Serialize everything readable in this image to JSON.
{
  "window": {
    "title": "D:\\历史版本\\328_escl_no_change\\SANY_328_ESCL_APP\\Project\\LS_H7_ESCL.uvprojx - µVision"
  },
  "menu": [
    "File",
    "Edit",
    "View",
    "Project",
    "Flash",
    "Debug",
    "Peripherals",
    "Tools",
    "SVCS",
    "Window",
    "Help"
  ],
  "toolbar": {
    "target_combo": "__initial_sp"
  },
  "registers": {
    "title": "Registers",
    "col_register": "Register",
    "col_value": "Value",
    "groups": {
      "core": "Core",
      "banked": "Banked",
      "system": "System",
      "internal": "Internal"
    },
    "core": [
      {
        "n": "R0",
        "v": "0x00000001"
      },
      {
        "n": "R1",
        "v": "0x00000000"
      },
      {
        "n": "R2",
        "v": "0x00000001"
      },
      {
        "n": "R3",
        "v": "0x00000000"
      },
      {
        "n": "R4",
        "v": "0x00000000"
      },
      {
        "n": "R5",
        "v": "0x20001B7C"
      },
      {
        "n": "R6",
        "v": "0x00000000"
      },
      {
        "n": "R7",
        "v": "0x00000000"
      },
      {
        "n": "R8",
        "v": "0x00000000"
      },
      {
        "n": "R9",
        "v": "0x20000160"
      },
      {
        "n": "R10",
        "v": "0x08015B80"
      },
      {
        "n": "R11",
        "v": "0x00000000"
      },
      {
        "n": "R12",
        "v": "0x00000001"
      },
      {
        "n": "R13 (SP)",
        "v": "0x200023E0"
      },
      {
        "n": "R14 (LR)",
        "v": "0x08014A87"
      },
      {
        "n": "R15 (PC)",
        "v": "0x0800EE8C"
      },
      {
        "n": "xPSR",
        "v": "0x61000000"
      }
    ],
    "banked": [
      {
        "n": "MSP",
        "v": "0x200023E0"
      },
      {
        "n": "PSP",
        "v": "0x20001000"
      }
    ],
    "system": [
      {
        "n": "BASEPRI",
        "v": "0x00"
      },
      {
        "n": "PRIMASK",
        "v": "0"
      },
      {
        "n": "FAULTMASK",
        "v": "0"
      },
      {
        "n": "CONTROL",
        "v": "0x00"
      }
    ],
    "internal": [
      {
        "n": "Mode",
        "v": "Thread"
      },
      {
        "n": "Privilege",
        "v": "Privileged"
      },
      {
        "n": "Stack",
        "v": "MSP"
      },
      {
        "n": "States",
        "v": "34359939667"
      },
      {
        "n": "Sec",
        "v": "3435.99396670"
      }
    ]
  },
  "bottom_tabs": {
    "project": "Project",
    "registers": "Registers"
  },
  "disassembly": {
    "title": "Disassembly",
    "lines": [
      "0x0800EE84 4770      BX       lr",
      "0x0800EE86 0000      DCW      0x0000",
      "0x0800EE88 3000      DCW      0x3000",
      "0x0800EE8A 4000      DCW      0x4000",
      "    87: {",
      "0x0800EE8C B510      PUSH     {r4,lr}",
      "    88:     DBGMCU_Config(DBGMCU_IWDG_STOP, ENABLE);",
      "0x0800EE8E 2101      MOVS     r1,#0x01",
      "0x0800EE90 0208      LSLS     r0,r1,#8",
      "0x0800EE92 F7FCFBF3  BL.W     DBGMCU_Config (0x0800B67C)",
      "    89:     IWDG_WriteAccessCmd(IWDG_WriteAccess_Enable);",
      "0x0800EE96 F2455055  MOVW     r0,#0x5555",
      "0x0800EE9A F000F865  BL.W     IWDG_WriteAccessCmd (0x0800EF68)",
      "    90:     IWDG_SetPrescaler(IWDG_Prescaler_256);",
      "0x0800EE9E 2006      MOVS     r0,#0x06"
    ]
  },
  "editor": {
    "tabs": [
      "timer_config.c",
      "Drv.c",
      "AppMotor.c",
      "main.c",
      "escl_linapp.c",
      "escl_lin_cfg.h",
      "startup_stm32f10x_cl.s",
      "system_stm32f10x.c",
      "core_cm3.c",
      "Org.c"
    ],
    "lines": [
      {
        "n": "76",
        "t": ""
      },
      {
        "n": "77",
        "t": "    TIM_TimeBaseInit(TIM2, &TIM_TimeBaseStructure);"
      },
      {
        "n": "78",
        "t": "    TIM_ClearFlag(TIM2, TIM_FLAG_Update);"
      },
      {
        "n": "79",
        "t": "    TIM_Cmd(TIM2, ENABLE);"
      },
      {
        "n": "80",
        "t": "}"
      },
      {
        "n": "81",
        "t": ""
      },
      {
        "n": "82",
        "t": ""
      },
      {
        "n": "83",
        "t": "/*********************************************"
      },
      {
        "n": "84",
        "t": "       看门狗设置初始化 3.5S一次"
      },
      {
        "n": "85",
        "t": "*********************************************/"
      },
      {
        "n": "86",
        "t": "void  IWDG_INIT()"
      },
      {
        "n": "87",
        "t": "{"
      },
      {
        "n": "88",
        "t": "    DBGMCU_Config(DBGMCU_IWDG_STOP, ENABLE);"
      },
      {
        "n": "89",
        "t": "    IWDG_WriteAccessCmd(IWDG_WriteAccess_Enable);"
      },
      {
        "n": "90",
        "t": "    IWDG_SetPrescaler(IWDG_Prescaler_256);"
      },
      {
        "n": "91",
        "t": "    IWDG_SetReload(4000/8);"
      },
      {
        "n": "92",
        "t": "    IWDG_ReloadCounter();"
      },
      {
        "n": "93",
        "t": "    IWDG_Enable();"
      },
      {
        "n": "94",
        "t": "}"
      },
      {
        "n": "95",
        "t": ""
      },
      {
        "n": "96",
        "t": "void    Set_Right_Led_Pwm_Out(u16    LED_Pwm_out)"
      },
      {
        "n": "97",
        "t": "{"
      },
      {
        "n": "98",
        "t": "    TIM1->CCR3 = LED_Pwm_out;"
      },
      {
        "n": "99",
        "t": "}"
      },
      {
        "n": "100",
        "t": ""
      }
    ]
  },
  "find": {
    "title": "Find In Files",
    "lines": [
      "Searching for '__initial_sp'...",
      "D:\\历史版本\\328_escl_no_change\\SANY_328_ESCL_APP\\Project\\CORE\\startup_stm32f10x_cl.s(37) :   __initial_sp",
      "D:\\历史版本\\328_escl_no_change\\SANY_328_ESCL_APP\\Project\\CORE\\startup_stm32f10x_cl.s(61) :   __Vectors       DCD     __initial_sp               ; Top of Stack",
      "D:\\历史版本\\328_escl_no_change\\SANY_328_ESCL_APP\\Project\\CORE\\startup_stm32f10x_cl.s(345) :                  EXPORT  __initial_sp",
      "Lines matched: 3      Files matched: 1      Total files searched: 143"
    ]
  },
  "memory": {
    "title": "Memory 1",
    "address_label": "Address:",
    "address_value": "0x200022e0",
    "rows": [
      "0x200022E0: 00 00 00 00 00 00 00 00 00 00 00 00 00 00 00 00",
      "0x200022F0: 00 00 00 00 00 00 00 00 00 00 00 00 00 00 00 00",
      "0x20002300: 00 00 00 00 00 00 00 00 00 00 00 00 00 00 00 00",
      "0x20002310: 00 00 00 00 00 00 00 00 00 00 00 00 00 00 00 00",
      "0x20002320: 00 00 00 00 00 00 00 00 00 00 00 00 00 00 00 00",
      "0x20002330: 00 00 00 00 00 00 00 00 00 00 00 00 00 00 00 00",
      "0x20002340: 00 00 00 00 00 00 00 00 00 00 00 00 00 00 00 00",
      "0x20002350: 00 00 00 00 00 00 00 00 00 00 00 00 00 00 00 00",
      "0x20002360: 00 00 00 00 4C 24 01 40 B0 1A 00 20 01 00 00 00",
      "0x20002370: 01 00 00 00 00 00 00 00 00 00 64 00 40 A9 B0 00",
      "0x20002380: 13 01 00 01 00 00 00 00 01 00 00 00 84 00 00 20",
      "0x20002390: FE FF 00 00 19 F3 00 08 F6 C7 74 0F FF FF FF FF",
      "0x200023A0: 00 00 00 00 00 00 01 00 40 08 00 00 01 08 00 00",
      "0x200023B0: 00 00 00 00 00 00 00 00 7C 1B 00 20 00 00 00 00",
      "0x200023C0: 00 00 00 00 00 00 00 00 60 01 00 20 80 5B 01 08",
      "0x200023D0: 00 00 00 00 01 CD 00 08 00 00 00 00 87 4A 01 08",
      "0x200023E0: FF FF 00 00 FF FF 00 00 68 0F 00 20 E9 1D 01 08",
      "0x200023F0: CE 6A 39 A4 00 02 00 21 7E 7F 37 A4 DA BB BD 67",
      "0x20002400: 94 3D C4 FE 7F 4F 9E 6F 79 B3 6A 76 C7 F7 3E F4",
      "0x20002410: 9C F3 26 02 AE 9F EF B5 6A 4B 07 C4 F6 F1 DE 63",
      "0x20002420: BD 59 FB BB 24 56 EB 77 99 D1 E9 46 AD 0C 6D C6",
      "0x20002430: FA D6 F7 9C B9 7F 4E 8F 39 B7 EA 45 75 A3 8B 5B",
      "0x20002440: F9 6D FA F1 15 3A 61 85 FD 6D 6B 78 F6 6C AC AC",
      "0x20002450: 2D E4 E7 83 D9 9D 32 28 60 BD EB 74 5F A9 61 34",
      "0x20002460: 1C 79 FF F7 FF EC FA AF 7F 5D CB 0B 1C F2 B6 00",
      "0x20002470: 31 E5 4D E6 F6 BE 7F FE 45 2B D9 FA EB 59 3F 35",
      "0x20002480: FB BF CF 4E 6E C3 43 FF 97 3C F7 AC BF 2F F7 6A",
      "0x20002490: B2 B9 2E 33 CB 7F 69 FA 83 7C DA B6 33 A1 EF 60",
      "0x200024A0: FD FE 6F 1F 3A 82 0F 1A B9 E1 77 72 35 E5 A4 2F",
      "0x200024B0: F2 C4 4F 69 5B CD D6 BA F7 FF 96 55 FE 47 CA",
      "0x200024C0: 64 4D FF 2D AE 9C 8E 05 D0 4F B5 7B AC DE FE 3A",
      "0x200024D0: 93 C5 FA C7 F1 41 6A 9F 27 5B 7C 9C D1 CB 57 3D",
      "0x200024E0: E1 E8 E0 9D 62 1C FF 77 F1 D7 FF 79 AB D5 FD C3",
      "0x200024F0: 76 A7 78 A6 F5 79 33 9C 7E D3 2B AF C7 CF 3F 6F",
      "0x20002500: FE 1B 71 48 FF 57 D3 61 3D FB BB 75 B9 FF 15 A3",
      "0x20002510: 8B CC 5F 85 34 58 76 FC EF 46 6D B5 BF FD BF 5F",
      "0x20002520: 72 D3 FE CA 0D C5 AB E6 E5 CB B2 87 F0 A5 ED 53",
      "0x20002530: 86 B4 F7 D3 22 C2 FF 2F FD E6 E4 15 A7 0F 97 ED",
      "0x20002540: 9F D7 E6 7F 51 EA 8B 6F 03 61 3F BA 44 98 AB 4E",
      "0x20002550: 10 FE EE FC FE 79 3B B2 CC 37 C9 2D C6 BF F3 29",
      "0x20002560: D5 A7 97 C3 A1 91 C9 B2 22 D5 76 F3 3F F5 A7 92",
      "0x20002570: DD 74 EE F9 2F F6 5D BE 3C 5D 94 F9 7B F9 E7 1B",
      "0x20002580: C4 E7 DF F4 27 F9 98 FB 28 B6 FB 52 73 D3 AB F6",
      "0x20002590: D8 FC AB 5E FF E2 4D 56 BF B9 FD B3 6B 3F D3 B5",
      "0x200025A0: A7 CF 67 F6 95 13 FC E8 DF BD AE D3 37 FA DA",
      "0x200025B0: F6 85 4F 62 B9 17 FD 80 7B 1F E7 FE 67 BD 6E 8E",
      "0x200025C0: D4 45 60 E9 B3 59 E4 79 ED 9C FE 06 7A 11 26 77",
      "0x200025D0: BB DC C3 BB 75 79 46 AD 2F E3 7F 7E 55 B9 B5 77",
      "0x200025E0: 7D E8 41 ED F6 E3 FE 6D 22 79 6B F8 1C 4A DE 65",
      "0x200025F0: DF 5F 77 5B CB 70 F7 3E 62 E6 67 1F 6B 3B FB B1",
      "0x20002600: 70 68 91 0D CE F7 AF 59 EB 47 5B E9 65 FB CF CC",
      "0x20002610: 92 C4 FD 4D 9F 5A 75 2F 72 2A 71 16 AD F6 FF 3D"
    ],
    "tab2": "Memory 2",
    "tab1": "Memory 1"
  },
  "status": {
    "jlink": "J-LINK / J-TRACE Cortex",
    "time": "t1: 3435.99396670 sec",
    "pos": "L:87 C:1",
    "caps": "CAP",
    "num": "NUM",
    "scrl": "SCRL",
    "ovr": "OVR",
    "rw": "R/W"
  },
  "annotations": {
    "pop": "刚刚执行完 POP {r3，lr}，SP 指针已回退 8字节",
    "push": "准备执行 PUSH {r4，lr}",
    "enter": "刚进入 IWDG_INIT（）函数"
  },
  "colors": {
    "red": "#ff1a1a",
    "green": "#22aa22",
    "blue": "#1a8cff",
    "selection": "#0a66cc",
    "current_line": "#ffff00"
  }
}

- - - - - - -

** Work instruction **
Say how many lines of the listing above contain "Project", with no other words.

** Expected answer **
6